In India, Mohandas K. Gandhi’s autobiography is seen as a Western preoccupation because autobiography writing is done by those in the West, not in the East. However, the work is a candid and humble account that illuminates the moral and spiritual side of an extraordinary leader. Gandhi’s book is solidly rooted in a historical context that spans forty years of his life in the India of the 1870’s to the 1920’s, without, however, being bound by such specificity. This is because it is not a simple chronicle but a quest for ways of attaining Absolute Truth. Interweaving details of his life, historical and political incidents, and his personal philosophy of conduct, Gandhi is able to present different planes of experience. Gandhi exploits his eclectic reading—the Bhagavad Gita, the Qur’an, the Bible, works by Sir Edwin Arnold, John Ruskin, Leo Tolstoy, and the Theosophists—in order to develop his own approach to solving social, political, and moral problems, particularly those issuing from imperial colonialism, the Indian caste system, and humanity’s own disposition toward corruption. However, Gandhi’s tone is never pompous, aggressive, or rigid. The story of his life is narrated dispassionately, for he wants to appeal to youth as well as to adults.
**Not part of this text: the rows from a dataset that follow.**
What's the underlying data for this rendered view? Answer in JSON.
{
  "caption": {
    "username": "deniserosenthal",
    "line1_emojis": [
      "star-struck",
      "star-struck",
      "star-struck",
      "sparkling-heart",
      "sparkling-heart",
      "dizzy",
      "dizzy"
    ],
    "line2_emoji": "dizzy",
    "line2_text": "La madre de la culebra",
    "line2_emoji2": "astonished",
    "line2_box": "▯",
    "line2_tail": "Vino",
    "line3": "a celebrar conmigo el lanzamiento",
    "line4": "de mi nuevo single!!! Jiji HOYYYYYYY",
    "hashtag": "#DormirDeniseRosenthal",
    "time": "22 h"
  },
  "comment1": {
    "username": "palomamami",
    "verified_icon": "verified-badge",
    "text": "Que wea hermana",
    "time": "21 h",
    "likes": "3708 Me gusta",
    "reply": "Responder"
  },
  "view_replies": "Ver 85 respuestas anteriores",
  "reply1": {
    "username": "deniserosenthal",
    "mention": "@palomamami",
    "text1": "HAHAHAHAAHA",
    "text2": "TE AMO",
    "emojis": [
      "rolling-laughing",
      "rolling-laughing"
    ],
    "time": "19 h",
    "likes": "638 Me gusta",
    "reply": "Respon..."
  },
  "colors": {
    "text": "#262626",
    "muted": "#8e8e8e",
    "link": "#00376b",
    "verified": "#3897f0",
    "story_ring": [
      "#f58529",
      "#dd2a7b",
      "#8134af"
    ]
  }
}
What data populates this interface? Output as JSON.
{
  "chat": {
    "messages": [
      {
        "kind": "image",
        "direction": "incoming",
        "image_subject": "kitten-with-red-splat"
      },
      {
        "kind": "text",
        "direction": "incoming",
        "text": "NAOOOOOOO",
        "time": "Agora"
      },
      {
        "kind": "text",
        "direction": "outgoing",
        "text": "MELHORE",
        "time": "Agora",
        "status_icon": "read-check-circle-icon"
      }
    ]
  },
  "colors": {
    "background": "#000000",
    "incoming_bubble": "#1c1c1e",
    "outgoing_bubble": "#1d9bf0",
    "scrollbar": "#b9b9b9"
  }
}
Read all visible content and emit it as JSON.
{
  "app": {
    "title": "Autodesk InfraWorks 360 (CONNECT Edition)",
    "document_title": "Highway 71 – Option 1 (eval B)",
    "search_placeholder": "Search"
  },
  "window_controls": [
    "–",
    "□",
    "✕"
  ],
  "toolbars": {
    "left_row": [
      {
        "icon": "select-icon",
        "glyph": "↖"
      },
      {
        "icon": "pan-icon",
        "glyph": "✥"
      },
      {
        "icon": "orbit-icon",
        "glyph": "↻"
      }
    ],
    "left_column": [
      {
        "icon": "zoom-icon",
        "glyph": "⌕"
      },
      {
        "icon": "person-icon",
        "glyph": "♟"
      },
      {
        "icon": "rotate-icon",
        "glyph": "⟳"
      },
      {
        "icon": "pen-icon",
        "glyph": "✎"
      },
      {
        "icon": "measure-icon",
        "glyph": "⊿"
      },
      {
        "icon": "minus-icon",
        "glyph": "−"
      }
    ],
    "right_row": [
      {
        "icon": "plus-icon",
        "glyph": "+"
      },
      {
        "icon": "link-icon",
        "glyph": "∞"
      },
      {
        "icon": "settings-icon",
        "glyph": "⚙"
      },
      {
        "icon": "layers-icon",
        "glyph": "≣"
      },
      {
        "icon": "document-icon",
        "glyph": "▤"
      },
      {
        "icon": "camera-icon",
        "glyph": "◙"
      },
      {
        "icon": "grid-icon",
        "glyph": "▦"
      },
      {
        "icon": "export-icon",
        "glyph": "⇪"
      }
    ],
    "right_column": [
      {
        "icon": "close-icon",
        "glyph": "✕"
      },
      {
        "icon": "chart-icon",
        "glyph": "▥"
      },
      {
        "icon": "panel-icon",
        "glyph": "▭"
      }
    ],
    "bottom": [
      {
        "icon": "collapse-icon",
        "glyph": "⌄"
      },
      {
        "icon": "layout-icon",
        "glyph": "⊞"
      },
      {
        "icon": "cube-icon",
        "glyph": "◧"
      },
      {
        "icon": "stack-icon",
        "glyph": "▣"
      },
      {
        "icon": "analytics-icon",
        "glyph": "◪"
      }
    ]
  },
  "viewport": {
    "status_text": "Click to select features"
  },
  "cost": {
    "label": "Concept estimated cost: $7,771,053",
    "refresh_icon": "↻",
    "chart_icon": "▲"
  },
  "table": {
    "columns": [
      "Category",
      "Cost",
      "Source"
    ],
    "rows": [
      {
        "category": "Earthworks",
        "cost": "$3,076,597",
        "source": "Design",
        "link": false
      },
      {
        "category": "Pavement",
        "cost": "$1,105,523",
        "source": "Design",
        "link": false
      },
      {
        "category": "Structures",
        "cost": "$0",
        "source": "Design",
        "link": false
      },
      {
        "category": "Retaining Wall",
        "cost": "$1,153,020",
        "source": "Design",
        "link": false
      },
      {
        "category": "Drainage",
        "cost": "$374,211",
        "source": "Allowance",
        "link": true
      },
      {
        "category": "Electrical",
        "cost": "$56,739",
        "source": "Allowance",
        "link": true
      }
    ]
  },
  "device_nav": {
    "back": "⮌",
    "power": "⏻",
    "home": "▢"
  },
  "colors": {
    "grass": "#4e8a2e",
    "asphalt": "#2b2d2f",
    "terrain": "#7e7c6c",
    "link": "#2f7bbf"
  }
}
In the introduction, Gandhi acknowledges that the true purpose of his autobiography is self-realization in order to attain moksha (freedom from birth and death), the Hindu version of salvation. Accordingly, although he chronicles his social and political ventures, he tends to view them in spiritual or moral terms that are subjective but absolutely correct, for, as he asserts, he would not base actions on his beliefs if these were not convincingly justified to himself.